14 Walter D. Mignolo, Local Histories/Global Designs: Coloniality, Subaltern Knowledges, and Border Thinking, Princeton Studies in Culture/Power/History (Princeton: Princeton University Press, 2012), ix-xiii.
15 Ramón Grosfoguel, “The Dilemmas of Ethnic Studies in the United States: Between Liberal Multiculturalism, Identity Politics, Disciplinary Colonization, and Decolonial Epistemologies,” Human Architecture: Journal of the Sociology of Self-Knowledge: X, no. 1 (Winter 2012): 81–90.
16 Ramón Grosfoguel, “The Structure of Knowledge in Westernized Universities: Epistemic Racism/Sexism and the Four Genocides/Epistemicides of the Long 16th Century” XI, no. 1 (Fall 2013): 73–90.
17 Anibal Quijano, “Coloniality of Power, Eurocentrism, and Latin America,” Nepantla: Views from South 1, no. 3 (2000): 533–80.
18 Walter D. Mignolo, “Introduction: Coloniality of Power and de-Colonial Thinking,” Cultural Studies 21, no. 2–3 (2007): 155–67.
19 Walter D. Mignolo, The Darker Side of Western Modernity: Global Futures, Decolonial Options, 1 edition (Durham: Duke University Press Books, 2011).
20 Edward W. Said, Orientalism, 1st Vintage Books ed. (New York: Vintage Books, 1979).
21 Anshuman Prasad, Postcolonial Theory and Organizational Analysis: A Critical Engagement (New York: Palgrave Macmillan, 2003), 156–57.
22 Ibid., 155.
23 The Qur'ān, Sūrat al-Ḥadīd 57:25.
24 Paul Gilroy, “To Be Real: The Dissident Forms of Black Expressive Culture,” in Let’s Get It On: The Politics of Black Performance (Bay Press, 1995), 12–33.
25 Richard White, The Middle Ground: Indians, Empires, and Republics in the Great Lakes Region, 1650-1815 (Cambridge: Cambridge University Press, 1991).
26 Ramón Grosfoguel, “The Structure of Knowledge in Westernized Universities: Epistemic Racism/Sexism and the Four Genocides/Epistemicides of the Long 16th Century” XI, no. 1 (Fall 2013): 73–90.
27 Martin Bernal, Black Athena: The Afroasiatic Roots of Classical Civilization (New Brunswick, N.J.: Rutgers University Press, 1987).
28 Hazel Rowley, Richard Wright: The Life and Times, 1st ed. (New York: Henry Holt and Co., 2001), 373.
29 Christine E. Sleeter, White Bread: Weaving Cultural Past into the Present, Social Fictions Series (Rotterdam: SensePublishers, 2015), 137.
30 Louis A. DeCaro, On the Side of My People: A Religious Life of Malcolm X (New York: New York University, 1996), 255.

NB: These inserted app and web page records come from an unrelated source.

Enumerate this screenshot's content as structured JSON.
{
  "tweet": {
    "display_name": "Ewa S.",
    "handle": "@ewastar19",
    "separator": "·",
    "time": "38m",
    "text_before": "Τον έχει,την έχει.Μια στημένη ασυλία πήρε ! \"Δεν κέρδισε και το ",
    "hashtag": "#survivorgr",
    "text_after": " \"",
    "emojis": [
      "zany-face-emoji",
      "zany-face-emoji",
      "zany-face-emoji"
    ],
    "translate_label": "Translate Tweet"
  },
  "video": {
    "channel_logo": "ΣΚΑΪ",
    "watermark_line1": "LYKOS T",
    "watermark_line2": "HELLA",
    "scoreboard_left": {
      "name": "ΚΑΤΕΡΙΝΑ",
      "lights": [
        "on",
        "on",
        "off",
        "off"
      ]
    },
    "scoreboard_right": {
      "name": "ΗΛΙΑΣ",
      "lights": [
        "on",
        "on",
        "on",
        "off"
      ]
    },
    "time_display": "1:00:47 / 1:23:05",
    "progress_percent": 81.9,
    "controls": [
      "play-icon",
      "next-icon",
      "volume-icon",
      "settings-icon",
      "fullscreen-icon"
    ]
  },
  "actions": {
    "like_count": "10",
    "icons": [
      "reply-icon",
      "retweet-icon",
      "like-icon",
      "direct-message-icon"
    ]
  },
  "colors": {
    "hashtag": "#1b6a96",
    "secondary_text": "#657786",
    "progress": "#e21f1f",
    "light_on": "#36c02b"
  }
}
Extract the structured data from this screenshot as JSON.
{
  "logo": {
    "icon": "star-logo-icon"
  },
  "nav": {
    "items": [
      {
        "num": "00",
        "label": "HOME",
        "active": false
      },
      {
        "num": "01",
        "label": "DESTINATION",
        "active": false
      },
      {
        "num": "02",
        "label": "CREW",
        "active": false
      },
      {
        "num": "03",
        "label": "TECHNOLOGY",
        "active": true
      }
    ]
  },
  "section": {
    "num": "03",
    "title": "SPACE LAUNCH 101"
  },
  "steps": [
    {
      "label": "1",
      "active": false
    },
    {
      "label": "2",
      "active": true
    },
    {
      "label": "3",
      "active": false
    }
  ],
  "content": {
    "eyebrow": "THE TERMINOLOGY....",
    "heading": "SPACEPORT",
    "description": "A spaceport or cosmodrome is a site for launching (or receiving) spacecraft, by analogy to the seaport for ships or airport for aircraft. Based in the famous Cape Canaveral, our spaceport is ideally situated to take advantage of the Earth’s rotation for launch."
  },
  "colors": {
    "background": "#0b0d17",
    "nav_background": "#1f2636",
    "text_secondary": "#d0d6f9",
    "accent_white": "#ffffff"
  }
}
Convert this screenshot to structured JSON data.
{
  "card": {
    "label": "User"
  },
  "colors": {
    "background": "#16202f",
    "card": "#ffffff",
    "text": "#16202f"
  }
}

31 Ibid., 256.
32 Malcolm X and Alex Haley, The Autobiography of Malcolm X, 1st Ballantine Books hardcover ed. (New York: Ballantine Books, 1992), 369.
33 Ibid., 378.